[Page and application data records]
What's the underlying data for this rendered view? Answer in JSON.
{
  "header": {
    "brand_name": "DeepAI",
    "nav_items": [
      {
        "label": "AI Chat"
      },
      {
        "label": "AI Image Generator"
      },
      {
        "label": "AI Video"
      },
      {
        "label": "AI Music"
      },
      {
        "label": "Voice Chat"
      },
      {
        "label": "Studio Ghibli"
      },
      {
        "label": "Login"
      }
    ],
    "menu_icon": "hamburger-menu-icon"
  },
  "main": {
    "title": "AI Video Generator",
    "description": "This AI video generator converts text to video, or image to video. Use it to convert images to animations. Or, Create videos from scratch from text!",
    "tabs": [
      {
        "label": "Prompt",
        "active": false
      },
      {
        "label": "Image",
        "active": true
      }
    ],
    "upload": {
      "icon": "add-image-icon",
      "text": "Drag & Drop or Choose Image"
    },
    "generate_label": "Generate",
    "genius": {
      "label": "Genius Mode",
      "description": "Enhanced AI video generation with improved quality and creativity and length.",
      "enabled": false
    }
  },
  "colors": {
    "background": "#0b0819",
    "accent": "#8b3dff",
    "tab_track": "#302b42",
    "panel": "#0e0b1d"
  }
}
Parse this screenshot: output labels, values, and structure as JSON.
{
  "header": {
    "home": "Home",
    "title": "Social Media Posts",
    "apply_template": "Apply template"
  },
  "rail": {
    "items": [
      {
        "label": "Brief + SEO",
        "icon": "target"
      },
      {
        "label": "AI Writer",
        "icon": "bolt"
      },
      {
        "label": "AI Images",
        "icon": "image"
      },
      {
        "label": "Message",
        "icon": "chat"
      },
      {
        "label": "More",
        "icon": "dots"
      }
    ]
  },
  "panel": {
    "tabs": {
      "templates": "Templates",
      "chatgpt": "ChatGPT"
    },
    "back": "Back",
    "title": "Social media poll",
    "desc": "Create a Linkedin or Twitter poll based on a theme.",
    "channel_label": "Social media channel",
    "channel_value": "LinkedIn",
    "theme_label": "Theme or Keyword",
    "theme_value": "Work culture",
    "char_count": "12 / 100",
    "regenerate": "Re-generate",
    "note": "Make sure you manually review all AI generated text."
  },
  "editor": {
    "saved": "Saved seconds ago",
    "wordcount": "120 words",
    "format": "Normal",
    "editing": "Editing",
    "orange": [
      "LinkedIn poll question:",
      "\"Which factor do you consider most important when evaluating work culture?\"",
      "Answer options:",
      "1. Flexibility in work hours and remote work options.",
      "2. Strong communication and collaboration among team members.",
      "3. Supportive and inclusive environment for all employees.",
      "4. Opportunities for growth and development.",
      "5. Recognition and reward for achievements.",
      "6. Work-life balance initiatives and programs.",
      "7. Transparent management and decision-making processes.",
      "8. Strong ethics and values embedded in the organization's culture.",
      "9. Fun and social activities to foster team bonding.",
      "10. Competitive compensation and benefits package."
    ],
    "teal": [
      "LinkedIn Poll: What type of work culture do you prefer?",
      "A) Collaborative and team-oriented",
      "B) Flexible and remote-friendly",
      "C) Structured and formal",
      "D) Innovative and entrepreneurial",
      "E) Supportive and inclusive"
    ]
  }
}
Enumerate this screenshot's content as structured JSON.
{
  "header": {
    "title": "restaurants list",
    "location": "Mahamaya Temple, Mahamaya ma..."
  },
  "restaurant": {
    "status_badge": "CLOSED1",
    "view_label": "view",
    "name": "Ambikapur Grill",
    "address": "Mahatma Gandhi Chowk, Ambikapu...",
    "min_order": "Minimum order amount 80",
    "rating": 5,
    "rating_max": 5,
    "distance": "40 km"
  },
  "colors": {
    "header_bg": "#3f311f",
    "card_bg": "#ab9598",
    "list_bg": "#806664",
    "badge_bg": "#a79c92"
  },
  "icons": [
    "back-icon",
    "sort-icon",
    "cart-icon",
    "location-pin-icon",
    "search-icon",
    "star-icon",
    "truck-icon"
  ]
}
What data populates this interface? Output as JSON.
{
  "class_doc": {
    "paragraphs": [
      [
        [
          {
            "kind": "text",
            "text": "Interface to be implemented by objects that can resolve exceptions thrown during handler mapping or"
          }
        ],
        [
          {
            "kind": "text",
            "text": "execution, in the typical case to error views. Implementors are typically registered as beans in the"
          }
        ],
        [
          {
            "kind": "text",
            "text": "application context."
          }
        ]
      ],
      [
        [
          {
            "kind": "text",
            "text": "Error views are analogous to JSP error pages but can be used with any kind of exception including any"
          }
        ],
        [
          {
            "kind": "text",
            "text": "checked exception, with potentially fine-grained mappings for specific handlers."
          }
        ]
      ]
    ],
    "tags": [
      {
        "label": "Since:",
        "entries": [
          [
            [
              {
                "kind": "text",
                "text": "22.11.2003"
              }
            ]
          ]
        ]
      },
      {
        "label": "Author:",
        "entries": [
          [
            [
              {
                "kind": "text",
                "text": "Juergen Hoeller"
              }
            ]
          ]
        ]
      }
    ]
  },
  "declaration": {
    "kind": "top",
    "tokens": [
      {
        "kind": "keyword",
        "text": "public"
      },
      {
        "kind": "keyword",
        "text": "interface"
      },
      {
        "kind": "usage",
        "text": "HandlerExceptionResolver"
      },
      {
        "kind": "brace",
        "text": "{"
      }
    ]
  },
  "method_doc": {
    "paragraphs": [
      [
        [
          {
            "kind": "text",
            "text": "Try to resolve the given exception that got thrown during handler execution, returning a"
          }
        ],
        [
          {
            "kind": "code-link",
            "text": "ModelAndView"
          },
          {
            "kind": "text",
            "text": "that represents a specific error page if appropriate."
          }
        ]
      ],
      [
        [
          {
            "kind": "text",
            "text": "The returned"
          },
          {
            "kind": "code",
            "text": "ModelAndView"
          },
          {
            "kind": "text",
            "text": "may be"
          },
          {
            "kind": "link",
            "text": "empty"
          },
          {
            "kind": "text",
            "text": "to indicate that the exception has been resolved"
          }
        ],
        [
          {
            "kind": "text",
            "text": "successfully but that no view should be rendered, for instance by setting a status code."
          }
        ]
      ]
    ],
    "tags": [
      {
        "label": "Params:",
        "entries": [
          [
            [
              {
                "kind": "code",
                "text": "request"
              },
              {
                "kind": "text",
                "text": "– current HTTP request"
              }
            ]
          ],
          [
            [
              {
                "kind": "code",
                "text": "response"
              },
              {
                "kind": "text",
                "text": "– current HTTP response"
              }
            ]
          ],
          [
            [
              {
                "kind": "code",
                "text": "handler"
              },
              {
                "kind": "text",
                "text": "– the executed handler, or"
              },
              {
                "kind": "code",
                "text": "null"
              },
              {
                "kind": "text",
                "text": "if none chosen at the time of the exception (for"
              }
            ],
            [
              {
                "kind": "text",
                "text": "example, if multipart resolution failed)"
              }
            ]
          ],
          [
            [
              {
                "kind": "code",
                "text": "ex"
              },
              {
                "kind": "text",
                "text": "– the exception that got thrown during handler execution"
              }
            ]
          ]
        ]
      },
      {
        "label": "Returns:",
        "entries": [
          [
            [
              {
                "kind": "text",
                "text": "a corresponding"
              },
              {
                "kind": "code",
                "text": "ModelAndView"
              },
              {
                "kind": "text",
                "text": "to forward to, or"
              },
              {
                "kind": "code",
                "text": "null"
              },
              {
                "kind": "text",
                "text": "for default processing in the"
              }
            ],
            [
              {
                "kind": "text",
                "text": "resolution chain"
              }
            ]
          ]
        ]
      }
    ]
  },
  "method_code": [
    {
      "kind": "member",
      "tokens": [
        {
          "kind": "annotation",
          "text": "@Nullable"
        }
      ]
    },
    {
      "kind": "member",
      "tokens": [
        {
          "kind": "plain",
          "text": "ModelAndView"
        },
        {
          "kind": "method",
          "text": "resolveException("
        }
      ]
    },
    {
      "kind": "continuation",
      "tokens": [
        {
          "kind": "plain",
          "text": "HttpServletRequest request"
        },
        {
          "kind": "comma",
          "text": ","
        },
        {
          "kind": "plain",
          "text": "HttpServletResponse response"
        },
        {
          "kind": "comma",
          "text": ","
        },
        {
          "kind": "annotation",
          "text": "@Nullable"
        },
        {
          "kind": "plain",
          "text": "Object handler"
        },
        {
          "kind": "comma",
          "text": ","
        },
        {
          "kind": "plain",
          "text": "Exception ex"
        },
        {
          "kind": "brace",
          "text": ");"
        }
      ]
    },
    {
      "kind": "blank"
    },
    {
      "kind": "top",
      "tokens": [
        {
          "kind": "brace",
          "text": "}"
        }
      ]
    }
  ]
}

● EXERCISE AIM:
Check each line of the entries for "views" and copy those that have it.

● WRITTEN ANSWER:
            "text": "execution, in the typical case to error views. Implementors are typically registered as beans in the"
            "text": "Error views are analogous to JSP error pages but can be used with any kind of exception including any"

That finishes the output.